04/20/2015 04:49 pm ET | Updated Jun 20, 2015


I recently discovered Ayn Rand's philosophy of Objectivism and found it liberating. Its focus on hard work spoke to my small-town American roots. And its crux of reason appealed to my inner nerd.

However, while Objectivism can be a powerful, classically American, pull-yourself-up-by-your-boot-straps personal philosophy, it could have serious implications if adopted as a guide for broad-based policy implementation.

Mitt Romney's vice presidential running mate, Paul Ryan, famously introduced Objectivism into policy conversations during the 2012 election. He declared Rand's thinking as "sorely needed" because we are living in an Ayn Rand novel, and that she "more than anyone else, did a fantastic job of explaining the morality of capitalism," and "the morality of individualism."

But, unfortunately, we aren't living in an Ayn Rand novel -- our markets are not fair as Rand would suggest. And our world is not as straightforward as her philosophy assumes. Acting on these presumptions would be extremely dangerous.

Objectivists support a strictly free market because they consider it just. But there are a number of things wrong with this assumption.

Firstly, markets do not necessarily award people for the value they create. For example, CEOs are not being paid more for increases in productivity -- they're just getting better at extracting money from their companies. Top paid lawyers are rewarded for helping others skew markets in their favor. And the banking executives who led the world into the Great Recession were rewarded handsomely while ordinary people suffered the consequences of their poor decisions.

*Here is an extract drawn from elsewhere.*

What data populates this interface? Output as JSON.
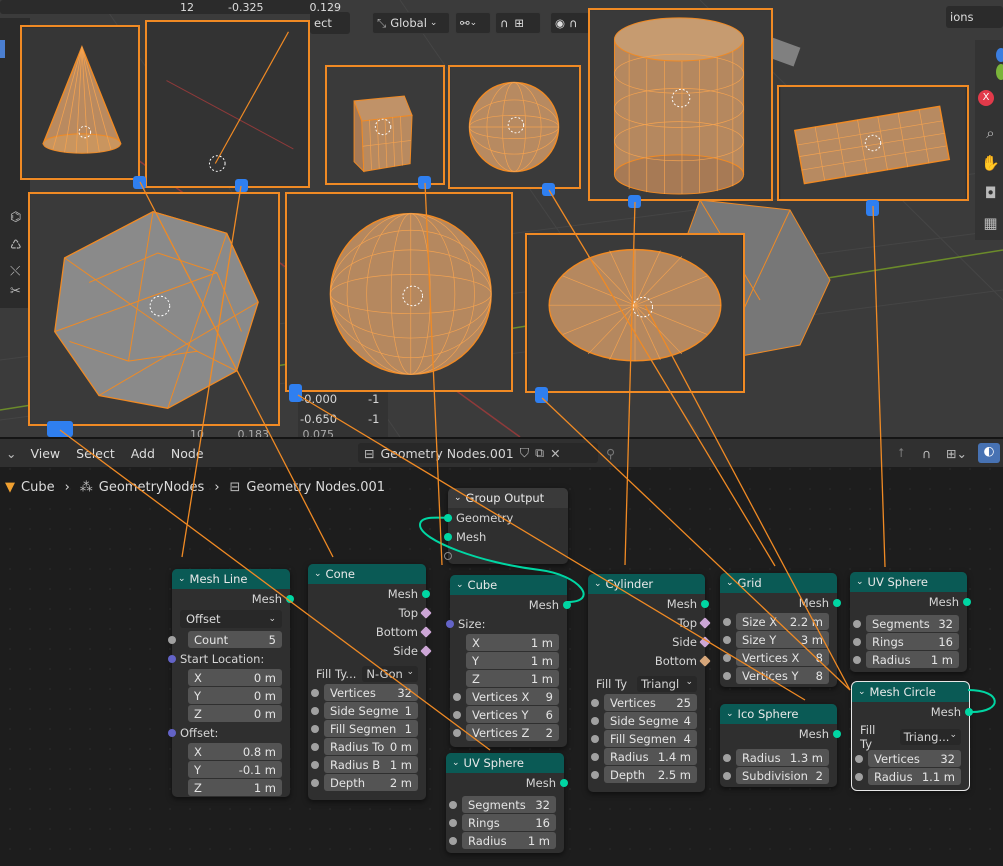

Secondly, if nations were to abandon government regulation, firms could easily collude or cooperate to ensure they receive above market prices. Objectivists see collusion as moral because in their view companies have "every right to collaborate" to "make a more efficient economy." However, that's missing the point -- collusion doesn't create a more efficient economy, it only further distorts markets and harms consumers. Government must be a trust-buster.

Moreover, Rand also (naively) believed that, in a free society, taxation should be voluntary because the "proper services" of a government -- like the police, armed forces and courts of law -- are obviously needed and citizens should therefore be willing to pay for such services.

But, many of today's industrialists aren't as virtuous as Rand might have hoped. U.S. companies benefit from government funded education of their labor force, proper infrastructure, strong property rights, security and rule of law. Yet many of them pay little to no tax.

For example, from 2008 to 2013, the effective tax rate for GE was negative nine percent. Similarly, Boeing and Verizon faced a negative two percent rate. From 2010 to 2012, Pfizer paid no federal income tax and received $2.2 billion in tax refunds. In 2011, FedEx received a $135 million tax refund while it made more than $2.7 billion in U.S. profits. Bank of America received $1.9 billion tax refund in 2010 while it made $4.4 billion in profits and received a Federal bailout of more than $1.3 trillion. And the list goes on.

But perhaps most importantly, strictly free markets are not fair or just because they cannot consider structural barriers to social mobility. Objectivism assumes that hard work is the primary determinate of one's success. However, social mobility is largely predetermined by residential segregation, income inequality, primary school education, access to social capital and family stability. This means that life's lottery -- not simply work ethic -- largely predetermines our ability to succeed.

Of course, there are incredible companies doing their part, and there individuals who are extremely far away from doing all they can to improve their livelihoods. But, we must also consider the hidden (and not so hidden) benefits of large corporations and the structural legacies that still hamper many Americans' ability to rise above their circumstances.

We can all look up to Rand in some way in our personal pursuits, pushing our limits and defying obstacles. But judging others' situations without empathy, as Objectivism seems to suggest, impedes us from understanding and therefore overcoming the complex historical legacies facing our nation.

America is very long way from achieving its dream of equal opportunity. Adopting Rand's ideals of hard work on a personal level can help us get closer to that dream. But applying her oversimplified ideas to policy will only turn us further away because -- unfortunately -- the world isn't as simple as an Ayn Rand novel.